This study looks into the factual link between nitrogen fertilizer use and the land annual mean temperature anomalies arising from climate change, incorporating the effect of income and agriculture share to understand better their impact on emissions from agricultural activities along climate indicators. The study unearths causalities associated with this link by employing the Vector Error Correction Model (VECM) with back-dated actual panel data specifically constructed for this study by combining four datasets from 2002 to 2010. In the long-run, the causality is significant and unidirectional, indicating that income, agriculture share, and land temperature anomalies cause agricultural emissions, and that disequilibrium from such emissions is not eliminated within a year. In the short-run, the effective use of nitrogen fertilizers and other associated agricultural practices can be achieved as countries approach per capita income of 7000 USD. Changes in the structure of economies have an expected effect on agricultural emissions. Temperature anomalies increase agricultural emissions from nitrogen fertilizers, possibly due to the fact that the potential negative impacts of these anomalies are mitigated by farmers through changes in crop production inputs. Therefore, as part of adoption strategies, to avoid the excessive and inefficient use of nitrogen fertilizers by farmers, economic incentives should be aligned with the national and global incentives of sustainability. View Full-Text
Keywords: agriculture; nitrogen fertilizer; climate change; VECM agriculture; nitrogen fertilizer; climate change; VECM

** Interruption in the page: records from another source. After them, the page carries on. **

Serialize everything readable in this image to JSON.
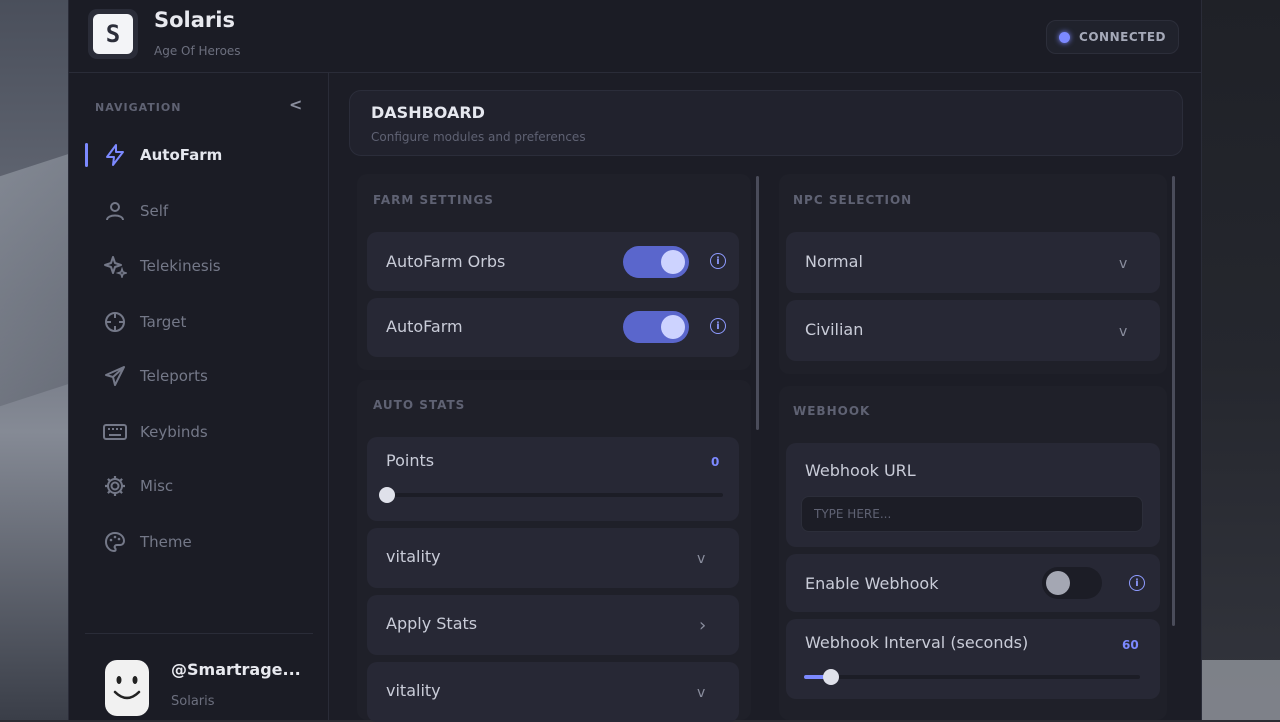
{
  "app": {
    "title": "Solaris",
    "subtitle": "Age Of Heroes",
    "logo_letter": "S"
  },
  "status": {
    "label": "CONNECTED",
    "color": "#7c89ff"
  },
  "sidebar": {
    "heading": "NAVIGATION",
    "collapse_icon": "<",
    "items": [
      {
        "label": "AutoFarm",
        "icon": "bolt-icon",
        "active": true
      },
      {
        "label": "Self",
        "icon": "user-icon"
      },
      {
        "label": "Telekinesis",
        "icon": "sparkle-icon"
      },
      {
        "label": "Target",
        "icon": "crosshair-icon"
      },
      {
        "label": "Teleports",
        "icon": "plane-icon"
      },
      {
        "label": "Keybinds",
        "icon": "keyboard-icon"
      },
      {
        "label": "Misc",
        "icon": "gear-icon"
      },
      {
        "label": "Theme",
        "icon": "palette-icon"
      }
    ],
    "user": {
      "name": "@Smartrage...",
      "sub": "Solaris"
    }
  },
  "dashboard": {
    "title": "DASHBOARD",
    "subtitle": "Configure modules and preferences"
  },
  "farm_settings": {
    "title": "FARM SETTINGS",
    "toggles": [
      {
        "label": "AutoFarm Orbs",
        "on": true
      },
      {
        "label": "AutoFarm",
        "on": true
      }
    ]
  },
  "auto_stats": {
    "title": "AUTO STATS",
    "points": {
      "label": "Points",
      "value": "0",
      "fraction": 0
    },
    "dropdown1": "vitality",
    "apply": "Apply Stats",
    "dropdown2": "vitality"
  },
  "npc_selection": {
    "title": "NPC SELECTION",
    "options": [
      "Normal",
      "Civilian"
    ]
  },
  "webhook": {
    "title": "WEBHOOK",
    "url_label": "Webhook URL",
    "url_placeholder": "TYPE HERE...",
    "enable_label": "Enable Webhook",
    "enable_on": false,
    "interval_label": "Webhook Interval (seconds)",
    "interval_value": "60",
    "interval_fraction": 0.08
  },
  "chevron_down": "v",
  "chevron_right": "›",
  "info_glyph": "i"
}
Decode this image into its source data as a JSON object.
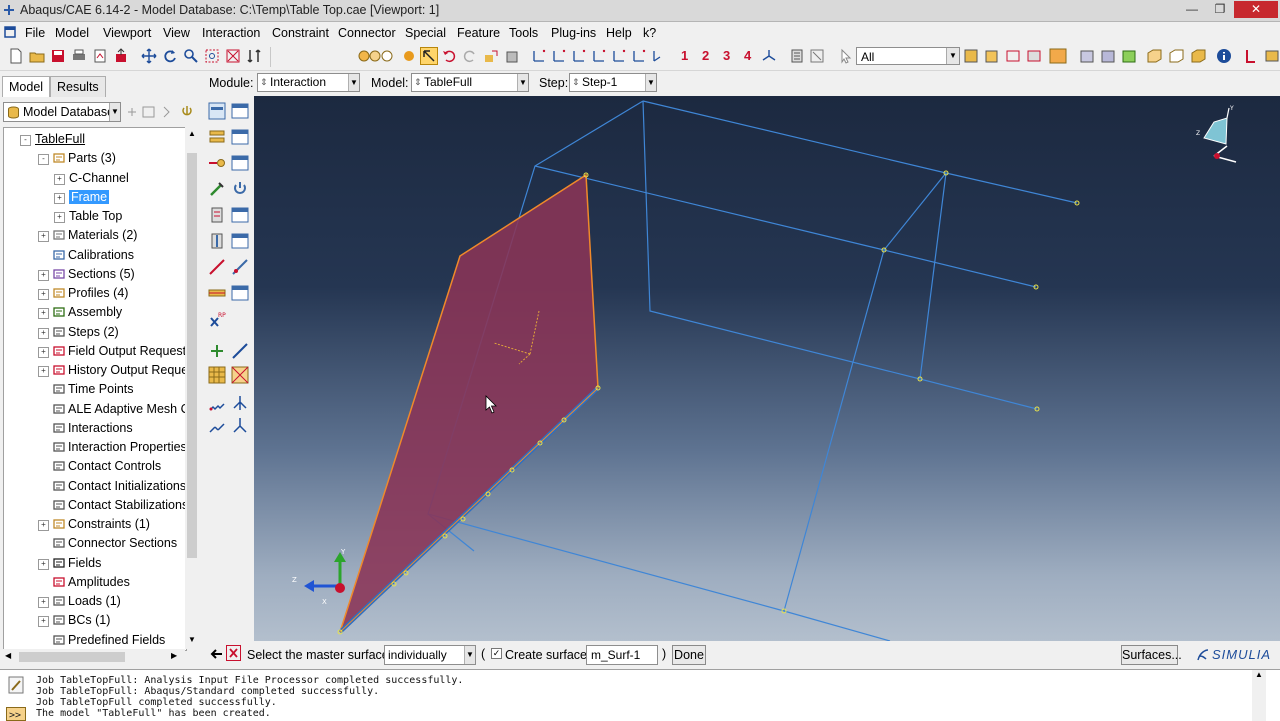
{
  "window": {
    "title": "Abaqus/CAE 6.14-2 - Model Database: C:\\Temp\\Table Top.cae [Viewport: 1]",
    "minimize": "—",
    "maximize": "❐",
    "close": "✕"
  },
  "menubar": [
    {
      "label": "File"
    },
    {
      "label": "Model"
    },
    {
      "label": "Viewport"
    },
    {
      "label": "View"
    },
    {
      "label": "Interaction"
    },
    {
      "label": "Constraint"
    },
    {
      "label": "Connector"
    },
    {
      "label": "Special"
    },
    {
      "label": "Feature"
    },
    {
      "label": "Tools"
    },
    {
      "label": "Plug-ins"
    },
    {
      "label": "Help"
    },
    {
      "label": "k?"
    }
  ],
  "toolbar": {
    "numbers": [
      "1",
      "2",
      "3",
      "4"
    ],
    "selection_filter": "All"
  },
  "context": {
    "module_label": "Module:",
    "module_value": "Interaction",
    "model_label": "Model:",
    "model_value": "TableFull",
    "step_label": "Step:",
    "step_value": "Step-1"
  },
  "left_panel": {
    "tabs": [
      {
        "label": "Model"
      },
      {
        "label": "Results"
      }
    ],
    "db_combo": "Model Database",
    "tree": [
      {
        "label": "TableFull",
        "level": 0,
        "exp": "-",
        "underline": true
      },
      {
        "label": "Parts (3)",
        "level": 1,
        "exp": "-",
        "icon": "parts"
      },
      {
        "label": "C-Channel",
        "level": 2,
        "exp": "+"
      },
      {
        "label": "Frame",
        "level": 2,
        "exp": "+",
        "selected": true
      },
      {
        "label": "Table Top",
        "level": 2,
        "exp": "+"
      },
      {
        "label": "Materials (2)",
        "level": 1,
        "exp": "+",
        "icon": "material"
      },
      {
        "label": "Calibrations",
        "level": 1,
        "exp": "",
        "icon": "calib"
      },
      {
        "label": "Sections (5)",
        "level": 1,
        "exp": "+",
        "icon": "section"
      },
      {
        "label": "Profiles (4)",
        "level": 1,
        "exp": "+",
        "icon": "profile"
      },
      {
        "label": "Assembly",
        "level": 1,
        "exp": "+",
        "icon": "assembly"
      },
      {
        "label": "Steps (2)",
        "level": 1,
        "exp": "+",
        "icon": "steps"
      },
      {
        "label": "Field Output Requests",
        "level": 1,
        "exp": "+",
        "icon": "field"
      },
      {
        "label": "History Output Requests",
        "level": 1,
        "exp": "+",
        "icon": "history"
      },
      {
        "label": "Time Points",
        "level": 1,
        "exp": "",
        "icon": "time"
      },
      {
        "label": "ALE Adaptive Mesh Constraints",
        "level": 1,
        "exp": "",
        "icon": "ale"
      },
      {
        "label": "Interactions",
        "level": 1,
        "exp": "",
        "icon": "interaction"
      },
      {
        "label": "Interaction Properties",
        "level": 1,
        "exp": "",
        "icon": "intprop"
      },
      {
        "label": "Contact Controls",
        "level": 1,
        "exp": "",
        "icon": "contact"
      },
      {
        "label": "Contact Initializations",
        "level": 1,
        "exp": "",
        "icon": "contact"
      },
      {
        "label": "Contact Stabilizations",
        "level": 1,
        "exp": "",
        "icon": "contact"
      },
      {
        "label": "Constraints (1)",
        "level": 1,
        "exp": "+",
        "icon": "constraint"
      },
      {
        "label": "Connector Sections",
        "level": 1,
        "exp": "",
        "icon": "connector"
      },
      {
        "label": "Fields",
        "level": 1,
        "exp": "+",
        "icon": "fields"
      },
      {
        "label": "Amplitudes",
        "level": 1,
        "exp": "",
        "icon": "amplitude"
      },
      {
        "label": "Loads (1)",
        "level": 1,
        "exp": "+",
        "icon": "load"
      },
      {
        "label": "BCs (1)",
        "level": 1,
        "exp": "+",
        "icon": "bc"
      },
      {
        "label": "Predefined Fields",
        "level": 1,
        "exp": "",
        "icon": "predef"
      }
    ]
  },
  "prompt": {
    "text": "Select the master surface",
    "method": "individually",
    "open_paren": "(",
    "create_surface_label": "Create surface:",
    "create_surface_checked": true,
    "surface_name": "m_Surf-1",
    "close_paren": ")",
    "done_label": "Done",
    "surfaces_button": "Surfaces...",
    "brand": "SIMULIA"
  },
  "messages": [
    "Job TableTopFull: Analysis Input File Processor completed successfully.",
    "Job TableTopFull: Abaqus/Standard completed successfully.",
    "Job TableTopFull completed successfully.",
    "The model \"TableFull\" has been created."
  ],
  "viewport": {
    "triad_labels": {
      "y": "Y",
      "z": "Z",
      "x": "X"
    },
    "colors": {
      "wire": "#3f86d6",
      "face": "#8a3456",
      "edge": "#f0892a",
      "node": "#e8e24b"
    }
  }
}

Figure 1

This is an open access article distributed under the Creative Commons Attribution License which permits unrestricted use, distribution, and reproduction in any medium, provided the original work is properly cited. (CC BY 4.0).

Share & Cite This Article

MDPI and ACS Style

Celikkol Erbas, B.; Guven Solakoglu, E. In the Presence of Climate Change, the Use of Fertilizers and the Effect of Income on Agricultural Emissions. Sustainability 2017, 9, 1989.

Show more citation formats Show less citations formats

Note that from the first issue of 2016, MDPI journals use article numbers instead of page numbers. See further details here.

Related Articles

Article Metrics

Article Access Statistics



[Return to top]
Sustainability EISSN 2071-1050 Published by MDPI AG, Basel, Switzerland RSS E-Mail Table of Contents Alert
Back to Top